Please copy out every line in the entries that includes the word "placeholder".

(Saved entries)
╭──

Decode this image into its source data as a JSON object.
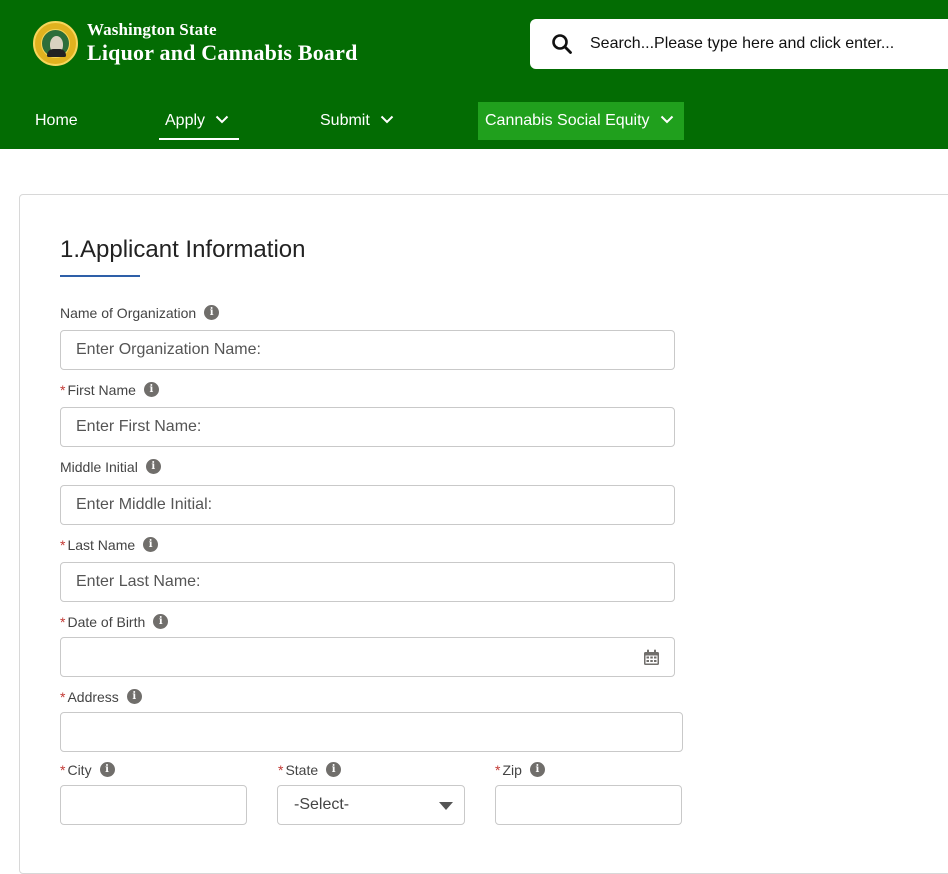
{
  "brand": {
    "line1": "Washington State",
    "line2": "Liquor and Cannabis Board",
    "seal_icon": "washington-state-seal-icon"
  },
  "search": {
    "placeholder": "Search...Please type here and click enter...",
    "icon": "search-icon"
  },
  "nav": {
    "home": "Home",
    "apply": "Apply",
    "submit": "Submit",
    "equity": "Cannabis Social Equity"
  },
  "form": {
    "section_title": "1.Applicant Information",
    "organization": {
      "label": "Name of Organization",
      "placeholder": "Enter Organization Name:"
    },
    "first_name": {
      "required": "*",
      "label": "First Name",
      "placeholder": "Enter First Name:"
    },
    "middle_initial": {
      "label": "Middle Initial",
      "placeholder": "Enter Middle Initial:"
    },
    "last_name": {
      "required": "*",
      "label": "Last Name",
      "placeholder": "Enter Last Name:"
    },
    "dob": {
      "required": "*",
      "label": "Date of Birth",
      "value": ""
    },
    "address": {
      "required": "*",
      "label": "Address",
      "value": ""
    },
    "city": {
      "required": "*",
      "label": "City",
      "value": ""
    },
    "state": {
      "required": "*",
      "label": "State",
      "selected": "-Select-"
    },
    "zip": {
      "required": "*",
      "label": "Zip",
      "value": ""
    }
  },
  "colors": {
    "header_green": "#036c03",
    "equity_highlight": "#20a01d",
    "underline_blue": "#2e5fa8",
    "required_red": "#c23934"
  }
}
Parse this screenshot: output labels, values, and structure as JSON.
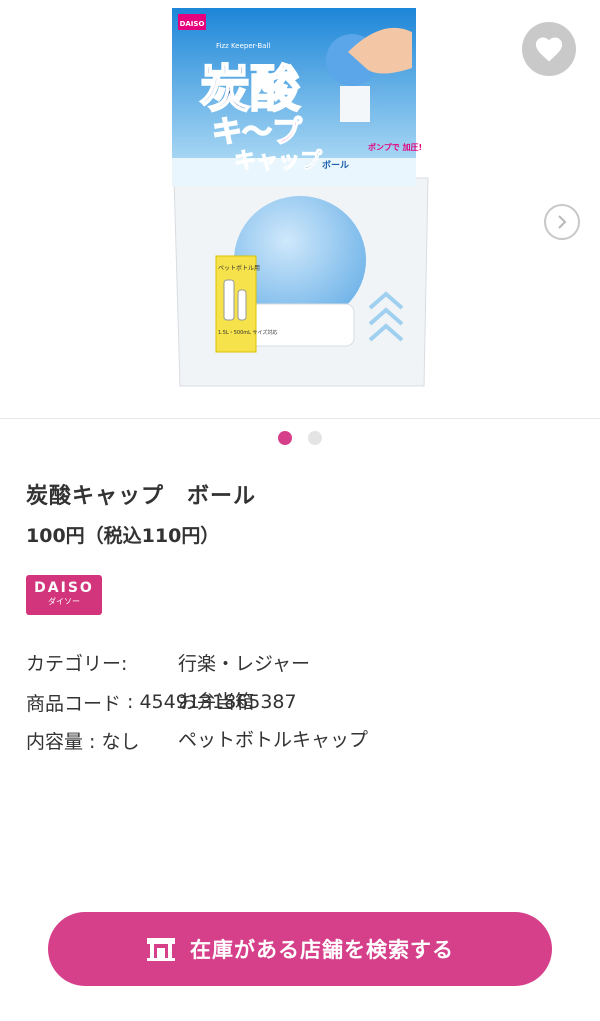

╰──

● **THE COMPLETED TASK**:
    "placeholder": "Search...Please type here and click enter...",
      "placeholder": "Enter Organization Name:"
      "placeholder": "Enter First Name:"
      "placeholder": "Enter Middle Initial:"
      "placeholder": "Enter Last Name:"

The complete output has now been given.